:: Exercise ::
Word for word, restate the data that follows, omitting the images.
++++++++++
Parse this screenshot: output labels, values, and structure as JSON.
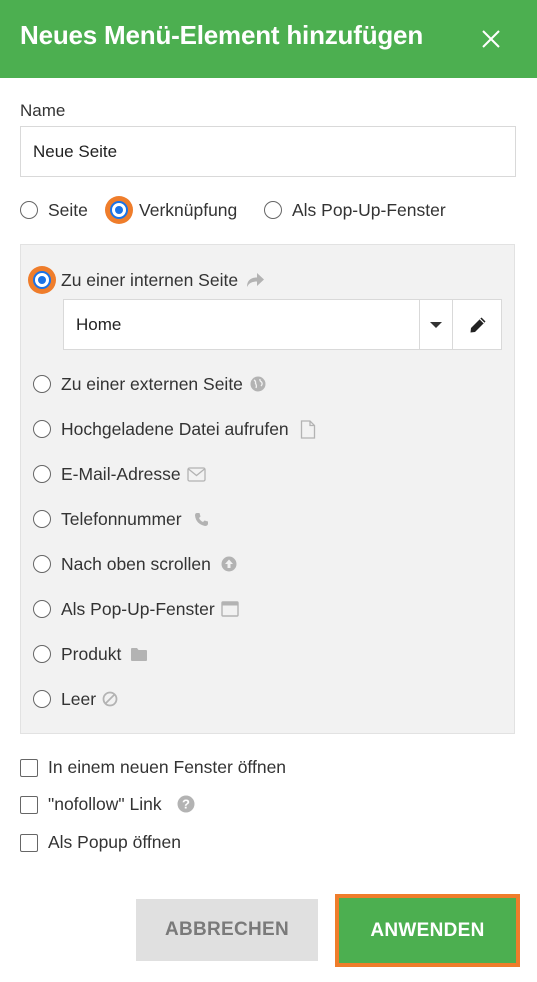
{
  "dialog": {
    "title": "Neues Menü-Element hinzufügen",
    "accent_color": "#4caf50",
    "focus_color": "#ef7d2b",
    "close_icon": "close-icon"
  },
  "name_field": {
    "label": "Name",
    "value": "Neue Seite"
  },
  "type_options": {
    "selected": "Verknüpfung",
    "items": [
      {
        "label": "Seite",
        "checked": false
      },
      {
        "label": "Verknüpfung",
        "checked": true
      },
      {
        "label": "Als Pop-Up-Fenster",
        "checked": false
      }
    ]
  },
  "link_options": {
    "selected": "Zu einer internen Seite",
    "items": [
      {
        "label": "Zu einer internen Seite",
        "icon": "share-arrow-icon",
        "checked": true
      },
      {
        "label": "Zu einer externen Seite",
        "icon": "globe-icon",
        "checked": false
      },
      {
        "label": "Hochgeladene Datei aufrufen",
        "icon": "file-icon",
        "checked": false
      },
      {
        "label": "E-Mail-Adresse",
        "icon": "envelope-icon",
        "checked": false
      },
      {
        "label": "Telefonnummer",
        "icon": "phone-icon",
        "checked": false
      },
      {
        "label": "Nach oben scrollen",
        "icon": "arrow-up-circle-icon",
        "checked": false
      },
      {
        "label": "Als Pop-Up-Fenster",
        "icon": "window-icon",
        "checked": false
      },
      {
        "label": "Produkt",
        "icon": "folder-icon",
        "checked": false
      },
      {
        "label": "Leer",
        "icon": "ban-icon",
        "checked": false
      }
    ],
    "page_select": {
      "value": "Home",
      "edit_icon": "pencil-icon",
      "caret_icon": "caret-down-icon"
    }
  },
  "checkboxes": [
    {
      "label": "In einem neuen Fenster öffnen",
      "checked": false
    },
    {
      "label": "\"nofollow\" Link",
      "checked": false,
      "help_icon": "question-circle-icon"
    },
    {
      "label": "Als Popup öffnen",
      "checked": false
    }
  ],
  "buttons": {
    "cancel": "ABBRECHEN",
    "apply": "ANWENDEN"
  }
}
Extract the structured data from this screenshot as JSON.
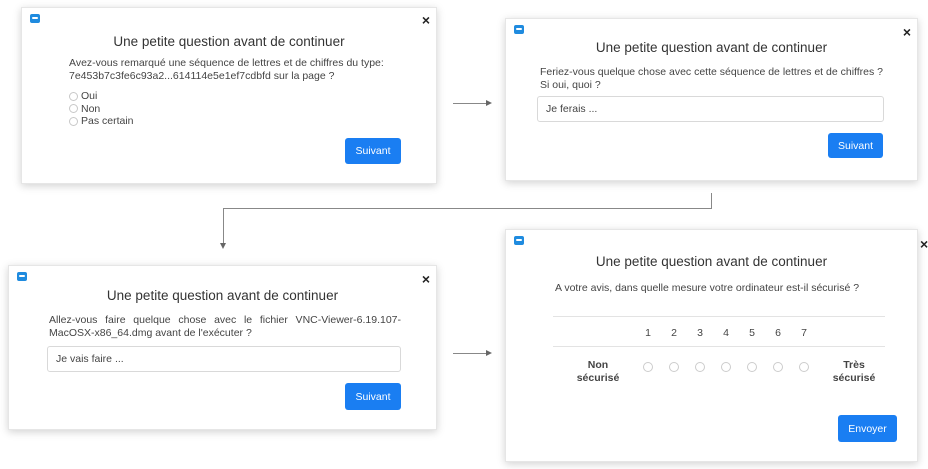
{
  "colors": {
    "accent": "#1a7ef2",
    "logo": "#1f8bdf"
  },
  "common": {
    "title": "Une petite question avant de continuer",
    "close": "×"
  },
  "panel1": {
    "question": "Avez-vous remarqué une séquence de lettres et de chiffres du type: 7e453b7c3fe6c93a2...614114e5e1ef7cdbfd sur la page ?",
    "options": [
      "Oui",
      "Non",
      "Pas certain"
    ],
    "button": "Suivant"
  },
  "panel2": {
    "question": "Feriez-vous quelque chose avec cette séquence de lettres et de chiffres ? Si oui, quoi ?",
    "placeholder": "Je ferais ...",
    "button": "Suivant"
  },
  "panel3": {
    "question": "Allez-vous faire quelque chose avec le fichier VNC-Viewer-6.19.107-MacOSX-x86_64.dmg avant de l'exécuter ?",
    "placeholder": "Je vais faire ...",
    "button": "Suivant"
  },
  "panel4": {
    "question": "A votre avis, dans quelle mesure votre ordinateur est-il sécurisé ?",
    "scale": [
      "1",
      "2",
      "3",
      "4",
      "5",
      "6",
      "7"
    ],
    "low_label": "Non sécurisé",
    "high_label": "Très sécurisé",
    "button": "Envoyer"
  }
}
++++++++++
:: Reply ::
Parse this screenshot: output labels, values, and structure as JSON.
{
  "dialog": {
    "title": "Neues Menü-Element hinzufügen",
    "accent_color": "#4caf50",
    "focus_color": "#ef7d2b",
    "close_icon": "close-icon"
  },
  "name_field": {
    "label": "Name",
    "value": "Neue Seite"
  },
  "type_options": {
    "selected": "Verknüpfung",
    "items": [
      {
        "label": "Seite",
        "checked": false
      },
      {
        "label": "Verknüpfung",
        "checked": true
      },
      {
        "label": "Als Pop-Up-Fenster",
        "checked": false
      }
    ]
  },
  "link_options": {
    "selected": "Zu einer internen Seite",
    "items": [
      {
        "label": "Zu einer internen Seite",
        "icon": "share-arrow-icon",
        "checked": true
      },
      {
        "label": "Zu einer externen Seite",
        "icon": "globe-icon",
        "checked": false
      },
      {
        "label": "Hochgeladene Datei aufrufen",
        "icon": "file-icon",
        "checked": false
      },
      {
        "label": "E-Mail-Adresse",
        "icon": "envelope-icon",
        "checked": false
      },
      {
        "label": "Telefonnummer",
        "icon": "phone-icon",
        "checked": false
      },
      {
        "label": "Nach oben scrollen",
        "icon": "arrow-up-circle-icon",
        "checked": false
      },
      {
        "label": "Als Pop-Up-Fenster",
        "icon": "window-icon",
        "checked": false
      },
      {
        "label": "Produkt",
        "icon": "folder-icon",
        "checked": false
      },
      {
        "label": "Leer",
        "icon": "ban-icon",
        "checked": false
      }
    ],
    "page_select": {
      "value": "Home",
      "edit_icon": "pencil-icon",
      "caret_icon": "caret-down-icon"
    }
  },
  "checkboxes": [
    {
      "label": "In einem neuen Fenster öffnen",
      "checked": false
    },
    {
      "label": "\"nofollow\" Link",
      "checked": false,
      "help_icon": "question-circle-icon"
    },
    {
      "label": "Als Popup öffnen",
      "checked": false
    }
  ],
  "buttons": {
    "cancel": "ABBRECHEN",
    "apply": "ANWENDEN"
  }
}
Extract the structured data from this screenshot as JSON.
{
  "colors": {
    "accent": "#1a7ef2",
    "logo": "#1f8bdf"
  },
  "common": {
    "title": "Une petite question avant de continuer",
    "close": "×"
  },
  "panel1": {
    "question": "Avez-vous remarqué une séquence de lettres et de chiffres du type: 7e453b7c3fe6c93a2...614114e5e1ef7cdbfd sur la page ?",
    "options": [
      "Oui",
      "Non",
      "Pas certain"
    ],
    "button": "Suivant"
  },
  "panel2": {
    "question": "Feriez-vous quelque chose avec cette séquence de lettres et de chiffres ? Si oui, quoi ?",
    "placeholder": "Je ferais ...",
    "button": "Suivant"
  },
  "panel3": {
    "question": "Allez-vous faire quelque chose avec le fichier VNC-Viewer-6.19.107-MacOSX-x86_64.dmg avant de l'exécuter ?",
    "placeholder": "Je vais faire ...",
    "button": "Suivant"
  },
  "panel4": {
    "question": "A votre avis, dans quelle mesure votre ordinateur est-il sécurisé ?",
    "scale": [
      "1",
      "2",
      "3",
      "4",
      "5",
      "6",
      "7"
    ],
    "low_label": "Non sécurisé",
    "high_label": "Très sécurisé",
    "button": "Envoyer"
  }
}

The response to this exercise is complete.